I actually have a very old video from 1994 that shows the setup I had at the time, which I'll post soon. It's weird how what you just happen to have at the moment can turn out to be the best setup for the job. I was lucky that my mom did woodworking and crafts. There were always scraps to build sets out of. She would cut the pieces of wood for me on her band saw when the scraps weren't the right shape.
Posted by youneekusername, on 2008-01-21 14:01:04
It's easier for me to make all the sets first and then move on to a different area like puppetmaking and eventually animation. I think that's just for the simple reason that I really like building sets and props and things so that part is probably more fun for me than the actual animation. It probably takes longer this way because no animation is getting done for so long while the sets are being made. But I don't really mind because i'd rather spend a day making several different props than slaving over a heated set holding my breathe every minute so I don't move a puppet's body part too far. Don't get me wrong, I love the process of stopmo animation...but at times it's just a lot tougher than building things!!

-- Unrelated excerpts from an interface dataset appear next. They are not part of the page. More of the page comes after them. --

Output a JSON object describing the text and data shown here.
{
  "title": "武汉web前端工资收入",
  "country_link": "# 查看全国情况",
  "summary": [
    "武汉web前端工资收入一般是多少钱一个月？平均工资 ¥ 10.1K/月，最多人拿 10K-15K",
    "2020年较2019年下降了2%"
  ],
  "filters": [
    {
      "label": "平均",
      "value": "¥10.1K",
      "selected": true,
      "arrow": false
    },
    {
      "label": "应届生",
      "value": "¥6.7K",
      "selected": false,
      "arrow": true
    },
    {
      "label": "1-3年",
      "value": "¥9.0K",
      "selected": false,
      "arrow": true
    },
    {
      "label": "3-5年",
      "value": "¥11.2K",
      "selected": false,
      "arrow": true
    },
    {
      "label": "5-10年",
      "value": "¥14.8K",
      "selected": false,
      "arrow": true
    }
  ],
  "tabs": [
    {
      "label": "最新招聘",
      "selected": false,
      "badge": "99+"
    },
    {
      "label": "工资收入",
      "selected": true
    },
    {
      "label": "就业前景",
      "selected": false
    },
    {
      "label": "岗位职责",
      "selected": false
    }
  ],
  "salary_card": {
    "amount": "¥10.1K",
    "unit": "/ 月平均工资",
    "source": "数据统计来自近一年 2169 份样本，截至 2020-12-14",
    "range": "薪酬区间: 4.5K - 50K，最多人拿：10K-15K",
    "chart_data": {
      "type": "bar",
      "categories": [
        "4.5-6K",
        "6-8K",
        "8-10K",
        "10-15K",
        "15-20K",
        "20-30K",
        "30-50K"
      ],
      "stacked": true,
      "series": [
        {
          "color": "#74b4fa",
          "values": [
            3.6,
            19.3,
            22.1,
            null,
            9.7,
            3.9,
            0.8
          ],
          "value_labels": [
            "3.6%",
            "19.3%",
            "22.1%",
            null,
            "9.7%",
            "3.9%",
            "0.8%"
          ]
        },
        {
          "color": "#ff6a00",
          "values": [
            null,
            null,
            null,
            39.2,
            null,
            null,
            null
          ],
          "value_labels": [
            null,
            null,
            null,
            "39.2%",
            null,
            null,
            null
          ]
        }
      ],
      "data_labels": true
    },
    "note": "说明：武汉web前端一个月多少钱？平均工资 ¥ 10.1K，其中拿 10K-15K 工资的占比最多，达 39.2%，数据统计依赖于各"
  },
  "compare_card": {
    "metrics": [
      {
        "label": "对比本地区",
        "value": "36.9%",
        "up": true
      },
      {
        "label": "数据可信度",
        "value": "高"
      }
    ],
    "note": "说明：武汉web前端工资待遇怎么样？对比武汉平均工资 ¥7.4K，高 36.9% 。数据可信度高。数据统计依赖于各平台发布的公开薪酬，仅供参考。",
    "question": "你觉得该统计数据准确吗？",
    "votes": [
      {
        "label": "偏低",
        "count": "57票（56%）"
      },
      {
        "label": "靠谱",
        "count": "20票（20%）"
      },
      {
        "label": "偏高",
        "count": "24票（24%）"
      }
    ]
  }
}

It also helps that i'm single so all my space is just my space for whatever I want! Ahhh...the good life! Well, I find it helps at least to keep them on stacking shelves so they can serve as display pieces and be stored away at the same time. I have a hard time tearing sets apart unless (1) it wasn't finished in the first place, (2) it wasn't that great looking, (3) it's just too big to store.
Posted by chestnut, on 2008-01-21 15:21:55

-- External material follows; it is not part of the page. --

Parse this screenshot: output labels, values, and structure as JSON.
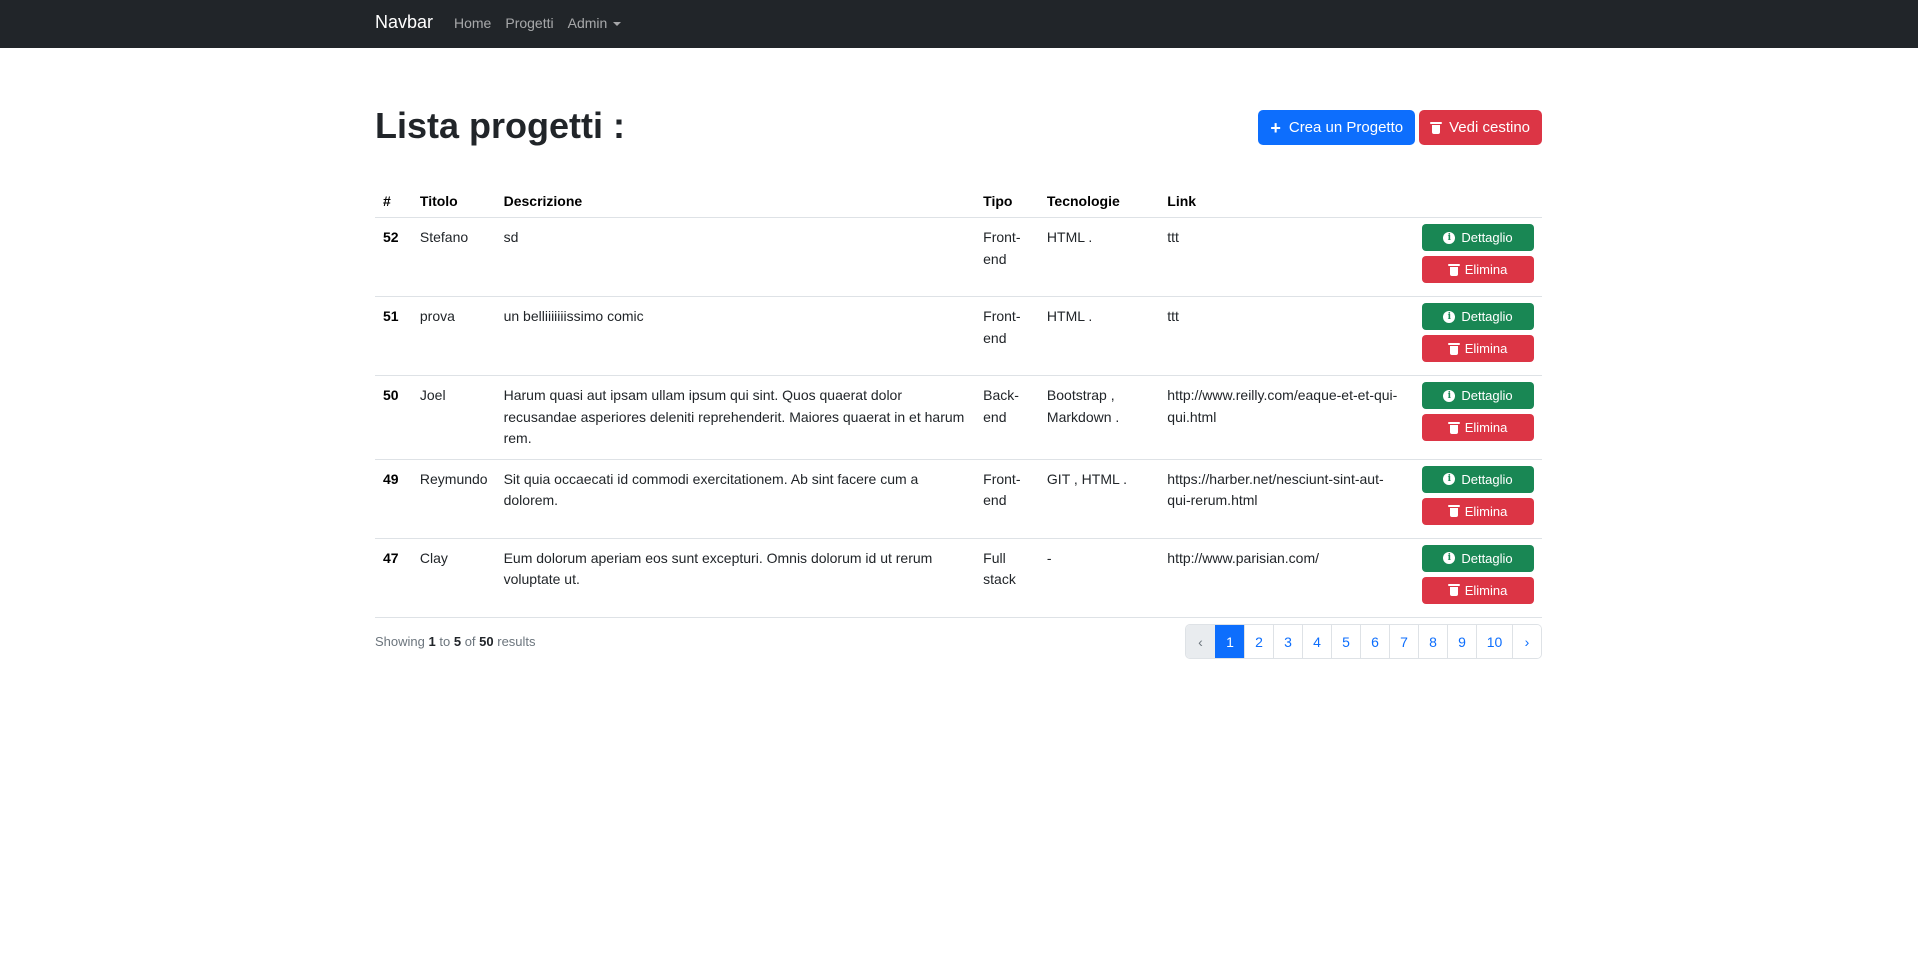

Ah yes... I have a suspicion that most people lean either one way or the other: towards being fabricators, or towards being animators.
Myself, I'm definitely a fabricator first, an animator second.
Which, I think, leads to a different approach when doing the actual animation. Rather than animate "straight ahead," going with the life of the puppet, I'd rather build a skeleton for the motion and then methodically flesh it out.
You can't literally create key frames, like cel animators do, and then fill in the "tweens" -- but with digital cameras now, you can do a pretty good job of documenting what your key poses are going to be... Sort of a "pop-through" approach.
Ugh... But this discussion really belongs in a separate thread. Sorry.
Posted by prammaven, on 2008-01-21 22:43:34
No, that's fine. I'd love to hear how to do a pop-through with a digital camera. Today, I finally figured out how to make dope sheets [numbered 0-9 the way LIO does it], but I'm lost as far as figuring out the key poses. If you want to start another thread and then link it from here, that would be good, because I'm very interested in your approach to pop-throughs.